If you need a simple SMTP server in the perimeter network of a firewall, often a Windows 2000 Server or Windows Server 2003 SMTP service computer is all that is necessary. Exchange 2003 Enterprise Server, Windows 2000 Server or Windows Server 2003 Network Address Translation (NAT), Microsoft ISA Server, or any solution that buffers the Internet from the internal LAN can add additional security.

If you do not implement a firewall connection to the Internet, you must consider how security will be affected. All Exchange servers within a network that have a direct connection to the Internet are exposed to the Internet.

The Windows 2000 Server and Windows Server 2003 Routing and Remote Access Service (RRAS) is an open, extensible platform for routing and internetworking. RRAS offers remote access over the Internet and to organizations in LAN and WAN environments by using secure virtual private network (VPN) connections. VPNs are secure, authenticated links across public or private networks, such as the Internet.

The Windows 2000 Server and Windows Server 2003 Remote Access Service (RAS) and RRAS tools offer options that remote users can use for dial-up Internet access.
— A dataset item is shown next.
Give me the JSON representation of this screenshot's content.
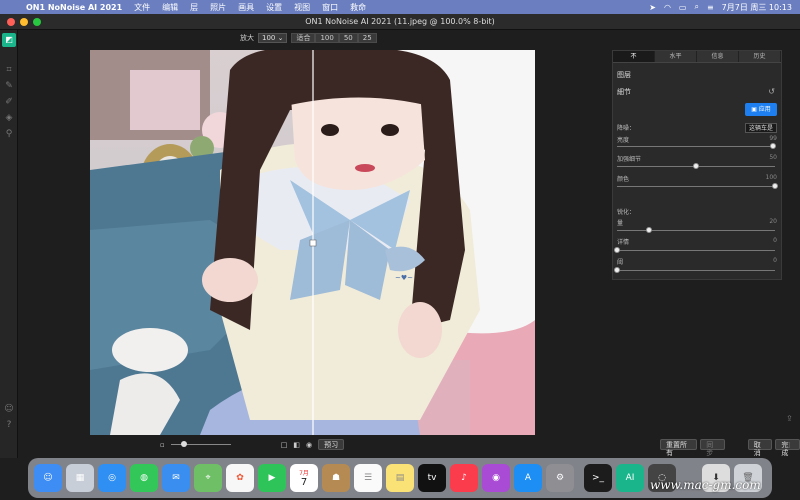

To function properly, these access services require the following:

  • A remote connection method called Point-to-Point Tunneling Protocol (PPTP).

  • An Internet connection to create a VPN.

PPTP is designed to support VPNs. Because of Digital Subscriber Line (DSL) and cable modem Internet connections, VPNs are less expensive to establish and support than traditional WANs. A VPN eliminates long-distance telephone charges and offers secure connections, mutual authentication, and packet filtering.

After a PPTP server authenticates a remote client, the VPN connection opens. The PPTP session acts as a tunnel through which network packets flow. The packets are first encrypted when sent. The packets then travel through the tunnel and are decrypted upon receipt. For example, an organization can allow remote clients to connect to a corporate network across the Internet using a VPN. Although a broadband connection is not required for a VPN, a broadband VPN connection can benefit remote VPN users. By using a broadband VPN connection, users can connect to a corporate network over the Internet and then use the corporate network as if they were directly logged on to it.